Dieters often look for the “secret key” to weight loss. Some people believe the key to faster weight loss is eating breakfast. In fact, there are many beliefs about meal timing in general and its effect on metabolism. Some people believe that you should eat a big meal first thing in the morning, some believe that you should never eat after 7pm at night and still others believe that you should eat every three hours to maximize the number of calories you burn and lose weight faster. But is there any science behind these meal timing myths?
Meal Timing and Metabolism
Researchers have a difficult time studying meal timing and metabolism. So far, scientists have been unable to say that any specific meal schedule will cause you to burn more calories. So will you lose weight faster simply by eating breakfast? No. But experts still recommend that dieters plan their meals at regular intervals throughout the day so that they avoid binge eating and decrease the overall number of calories they eat.
If you want to lose weight, the bottom line is calorie restriction. You’ve got to control portions and eat less. For some people, eating breakfast helps them do this. For example, when you eat a healthy breakfast you might be less likely to snack on high-calorie junk food later in the day. Similarly, if you eat a moderate snack every few hours, you won’t be starving at meal time and this might help you to control portion sizes. And eating at night? There’s nothing necessarily bad about eating past 7pm, except that this is a time when you’re more likely to participate in mindless eating – in front of the television or computer – and lose track of the total number of calories you consume.
The Best Meal Schedule for You
The “secret key” to healthy weight loss is finding a personalized meal schedule that helps you control portions and eat less. The best way to get that schedule is to meet with a registered dietitian. During your appointment, an RD will get information about your daily activities and create a unique plan that fits into your life and your routine. Not sure how to get started?

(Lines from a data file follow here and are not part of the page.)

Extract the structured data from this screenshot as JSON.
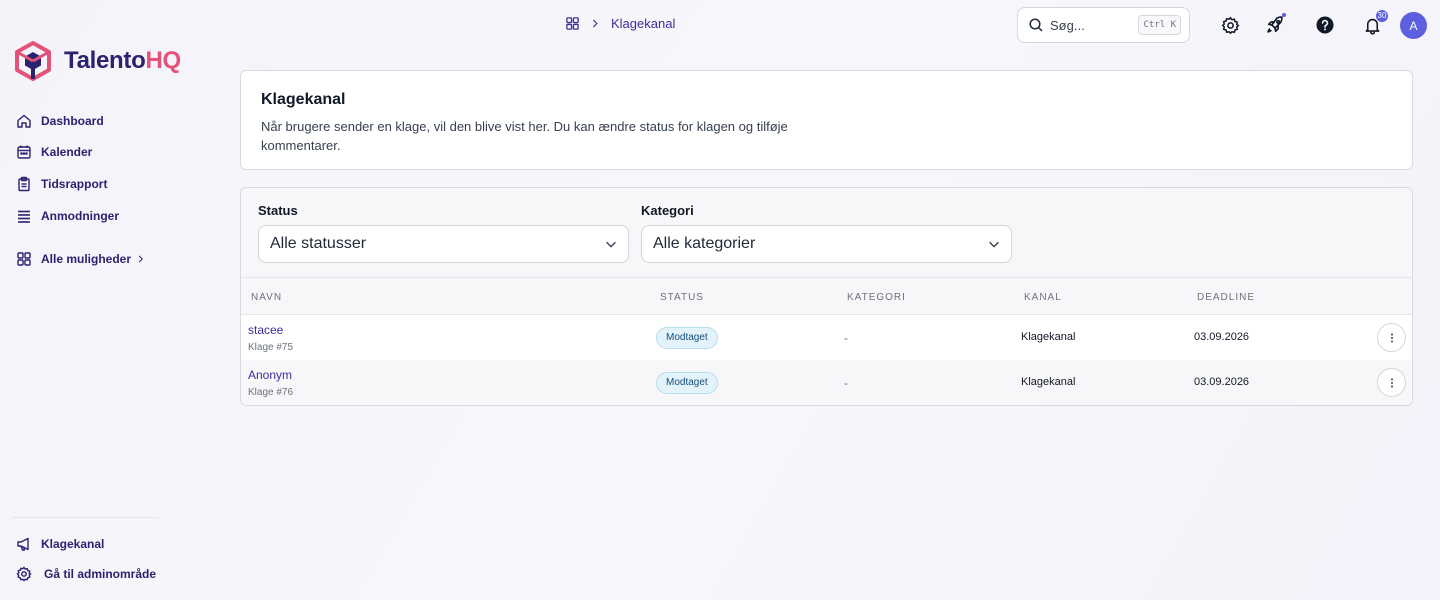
{
  "app": {
    "brand_part1": "Talento",
    "brand_part2": "HQ"
  },
  "sidebar": {
    "items": [
      {
        "label": "Dashboard",
        "icon": "home-icon"
      },
      {
        "label": "Kalender",
        "icon": "calendar-icon"
      },
      {
        "label": "Tidsrapport",
        "icon": "clipboard-icon"
      },
      {
        "label": "Anmodninger",
        "icon": "list-icon"
      },
      {
        "label": "Alle muligheder",
        "icon": "grid-icon"
      }
    ],
    "bottom": [
      {
        "label": "Klagekanal",
        "icon": "megaphone-icon"
      },
      {
        "label": "Gå til adminområde",
        "icon": "gear-icon"
      }
    ]
  },
  "header": {
    "breadcrumb": "Klagekanal",
    "search_label": "Søg...",
    "search_shortcut": "Ctrl K",
    "notification_count": "30",
    "avatar_initial": "A"
  },
  "intro": {
    "title": "Klagekanal",
    "description": "Når brugere sender en klage, vil den blive vist her. Du kan ændre status for klagen og tilføje kommentarer."
  },
  "filters": {
    "status_label": "Status",
    "status_value": "Alle statusser",
    "category_label": "Kategori",
    "category_value": "Alle kategorier"
  },
  "table": {
    "columns": [
      "NAVN",
      "STATUS",
      "KATEGORI",
      "KANAL",
      "DEADLINE"
    ],
    "rows": [
      {
        "name": "stacee",
        "sub": "Klage #75",
        "status": "Modtaget",
        "category": "-",
        "channel": "Klagekanal",
        "deadline": "03.09.2026"
      },
      {
        "name": "Anonym",
        "sub": "Klage #76",
        "status": "Modtaget",
        "category": "-",
        "channel": "Klagekanal",
        "deadline": "03.09.2026"
      }
    ]
  },
  "colors": {
    "brand_navy": "#2b2270",
    "brand_pink": "#e4527a",
    "accent": "#5b5fe0"
  }
}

Learn more about meeting with an RD, then talk to your primary care provider to get a referral.
McCrory MA, Campbell WW. ” Effects of eating frequency, snacking, and breakfast skipping on energy regulation: symposium overview.” Journal of Nutrition, January 14, 2011.
American Dietetic Association. ” Position of the American Dietetic Association: Weight Management.” February 2009.
Paul M La Bounty, Bill I Campbell, et al. ” International Society of Sports Nutrition position stand: meal frequency.” Journal of the International Society of Sports Nutrition March 16, 2011.